This may sound weird coming from someone who really believes in Agile and will predominantly recommend this framework over other methodologies, but we need always to put things into context in order to be successful.
If we really have at heart the business wellbeing of the company we are working with, we need to be objective and think about all the possibilities and opportunities the Project Management world can offer.
While studying for my Project Management certification, I came across different Project Management methods that can be adapted to different needs and circumstances.
One lesson that I learned, is that we can’t talk in “absolutes” in today’s world, where things are constantly changing and more complex|chaotic environments are emerging, but we need to keep our options open and choose the methodology that suits best our needs.
Each Project Management Methodology has strengths and weaknesses. They can also be combined together to extract the quintessence from each to make them work in real-world scenarios.
Let’s start by listing out the main Project Management methods to see how they differ, and what project type best fits them.
They can be divided into four main categories:
- Change Management
As we can see from the tables above, each methodology has its own perks!
- If requirements are known upfront and there is a fixed scope|timeline|budget, then Waterfall is the one you should go for.
- Frequently changing requirements andcustomers who want to regularly check the progress? Agile (Scrum|Kanban|XP) is the answer.
- Big projects with interrelated tasks and resources? Maybe you should look at Event Chain or Critical Path Methodologies.
- If you need to streamline or update an outdated process with a focus on eliminating waste, all the process-based methodologies are a good source of insights, and they can be combined to match the perfect formula.
- Focus on Continuous Delivery? Kanban might solve all your problems.
- Lots of uncertainty and risk of unforeseen circumstances? Extreme Project Management gives you the elasticity to deal with these unknowns.
As in real life, one size doesn’t fit all! If our main objective is the success of a project, we need to be able to see the “good “and “bad” in each methodology.
But most of all, we need to experiment! Each organization is different and some processes/methods might work only in really specific circumstances.

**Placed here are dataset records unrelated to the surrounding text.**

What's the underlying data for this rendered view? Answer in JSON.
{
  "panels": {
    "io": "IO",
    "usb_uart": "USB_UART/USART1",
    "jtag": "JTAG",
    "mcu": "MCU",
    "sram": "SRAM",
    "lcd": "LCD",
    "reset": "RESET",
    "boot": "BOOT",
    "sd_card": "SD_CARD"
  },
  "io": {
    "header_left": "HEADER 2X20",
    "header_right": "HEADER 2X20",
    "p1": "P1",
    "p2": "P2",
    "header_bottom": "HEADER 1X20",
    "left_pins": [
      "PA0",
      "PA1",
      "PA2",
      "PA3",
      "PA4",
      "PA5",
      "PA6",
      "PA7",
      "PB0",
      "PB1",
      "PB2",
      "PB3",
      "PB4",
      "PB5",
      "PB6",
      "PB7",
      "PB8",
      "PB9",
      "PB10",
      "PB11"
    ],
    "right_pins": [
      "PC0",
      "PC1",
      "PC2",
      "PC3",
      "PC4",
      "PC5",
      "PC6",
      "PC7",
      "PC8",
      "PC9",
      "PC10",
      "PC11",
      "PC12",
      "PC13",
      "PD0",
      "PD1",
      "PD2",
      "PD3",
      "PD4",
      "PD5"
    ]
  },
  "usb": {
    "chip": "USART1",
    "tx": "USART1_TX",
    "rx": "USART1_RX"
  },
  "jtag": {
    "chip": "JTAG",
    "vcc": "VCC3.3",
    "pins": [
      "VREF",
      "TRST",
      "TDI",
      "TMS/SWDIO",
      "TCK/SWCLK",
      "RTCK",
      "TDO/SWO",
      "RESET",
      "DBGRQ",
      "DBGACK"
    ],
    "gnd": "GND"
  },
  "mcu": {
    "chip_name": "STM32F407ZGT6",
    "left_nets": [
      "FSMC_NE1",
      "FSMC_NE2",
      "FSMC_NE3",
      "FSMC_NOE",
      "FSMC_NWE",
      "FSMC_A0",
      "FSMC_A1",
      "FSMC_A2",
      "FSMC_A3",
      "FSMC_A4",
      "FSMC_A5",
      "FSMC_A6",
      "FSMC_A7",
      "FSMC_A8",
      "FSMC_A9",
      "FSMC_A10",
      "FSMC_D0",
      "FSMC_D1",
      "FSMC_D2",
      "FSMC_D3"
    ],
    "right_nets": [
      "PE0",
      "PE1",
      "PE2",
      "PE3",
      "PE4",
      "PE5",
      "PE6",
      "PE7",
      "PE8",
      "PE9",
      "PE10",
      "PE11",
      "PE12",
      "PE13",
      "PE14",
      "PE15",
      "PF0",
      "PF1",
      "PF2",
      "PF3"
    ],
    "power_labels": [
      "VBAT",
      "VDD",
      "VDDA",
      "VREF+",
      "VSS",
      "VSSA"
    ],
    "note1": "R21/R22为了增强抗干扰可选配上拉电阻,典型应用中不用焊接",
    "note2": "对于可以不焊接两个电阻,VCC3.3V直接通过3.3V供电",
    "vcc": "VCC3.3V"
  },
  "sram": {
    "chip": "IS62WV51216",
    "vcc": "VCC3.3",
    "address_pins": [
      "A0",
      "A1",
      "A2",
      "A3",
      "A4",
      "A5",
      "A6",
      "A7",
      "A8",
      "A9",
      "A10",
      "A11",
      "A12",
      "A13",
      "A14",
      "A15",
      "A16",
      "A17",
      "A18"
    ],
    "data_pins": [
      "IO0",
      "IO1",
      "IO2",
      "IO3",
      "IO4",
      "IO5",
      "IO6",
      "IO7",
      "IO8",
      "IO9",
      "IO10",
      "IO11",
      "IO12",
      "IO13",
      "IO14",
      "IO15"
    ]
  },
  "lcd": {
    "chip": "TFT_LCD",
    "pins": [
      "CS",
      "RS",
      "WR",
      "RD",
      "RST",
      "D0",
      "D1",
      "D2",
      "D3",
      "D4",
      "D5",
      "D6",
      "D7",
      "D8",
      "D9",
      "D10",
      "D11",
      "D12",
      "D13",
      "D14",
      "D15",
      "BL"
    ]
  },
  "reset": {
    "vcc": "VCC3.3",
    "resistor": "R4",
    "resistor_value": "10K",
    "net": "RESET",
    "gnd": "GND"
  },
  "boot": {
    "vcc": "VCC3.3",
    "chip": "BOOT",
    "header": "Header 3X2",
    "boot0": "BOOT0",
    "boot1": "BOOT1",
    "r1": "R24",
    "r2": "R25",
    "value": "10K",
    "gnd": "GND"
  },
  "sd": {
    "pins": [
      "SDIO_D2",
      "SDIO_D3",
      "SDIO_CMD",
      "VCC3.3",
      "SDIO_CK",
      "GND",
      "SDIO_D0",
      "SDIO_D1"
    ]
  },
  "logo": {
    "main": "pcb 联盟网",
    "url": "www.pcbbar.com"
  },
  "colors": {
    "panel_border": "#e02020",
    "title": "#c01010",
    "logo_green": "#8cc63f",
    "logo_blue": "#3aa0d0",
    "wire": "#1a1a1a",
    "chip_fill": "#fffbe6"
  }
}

Let’s be creative and craft our own project management methodology, and even if we fail, we can always learn from past mistakes and course-correct.
The important thing is to stay “agile”, even though the methodology chosen is not!